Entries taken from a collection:
= = = = = = =

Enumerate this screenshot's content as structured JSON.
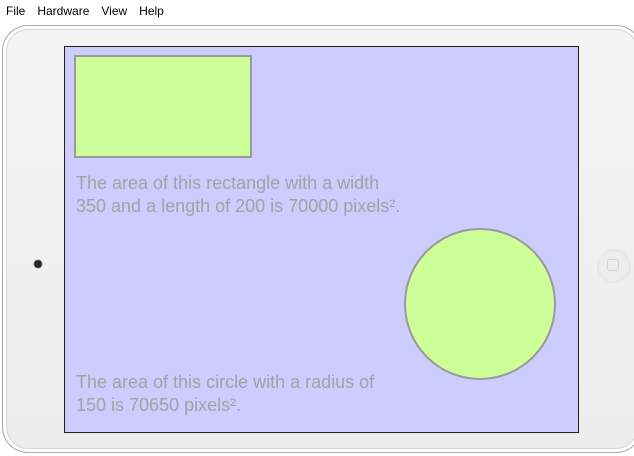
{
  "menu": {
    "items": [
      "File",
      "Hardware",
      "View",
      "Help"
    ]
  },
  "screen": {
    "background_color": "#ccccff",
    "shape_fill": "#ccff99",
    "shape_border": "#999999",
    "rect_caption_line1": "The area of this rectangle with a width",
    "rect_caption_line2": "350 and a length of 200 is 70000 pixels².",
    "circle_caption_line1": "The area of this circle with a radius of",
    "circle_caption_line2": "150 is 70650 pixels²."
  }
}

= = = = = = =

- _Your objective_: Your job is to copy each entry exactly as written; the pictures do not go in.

- _Reply to the exercise_:
Enumerate this screenshot's content as structured JSON.
{
  "menu": {
    "items": [
      "File",
      "Hardware",
      "View",
      "Help"
    ]
  },
  "screen": {
    "background_color": "#ccccff",
    "shape_fill": "#ccff99",
    "shape_border": "#999999",
    "rect_caption_line1": "The area of this rectangle with a width",
    "rect_caption_line2": "350 and a length of 200 is 70000 pixels².",
    "circle_caption_line1": "The area of this circle with a radius of",
    "circle_caption_line2": "150 is 70650 pixels²."
  }
}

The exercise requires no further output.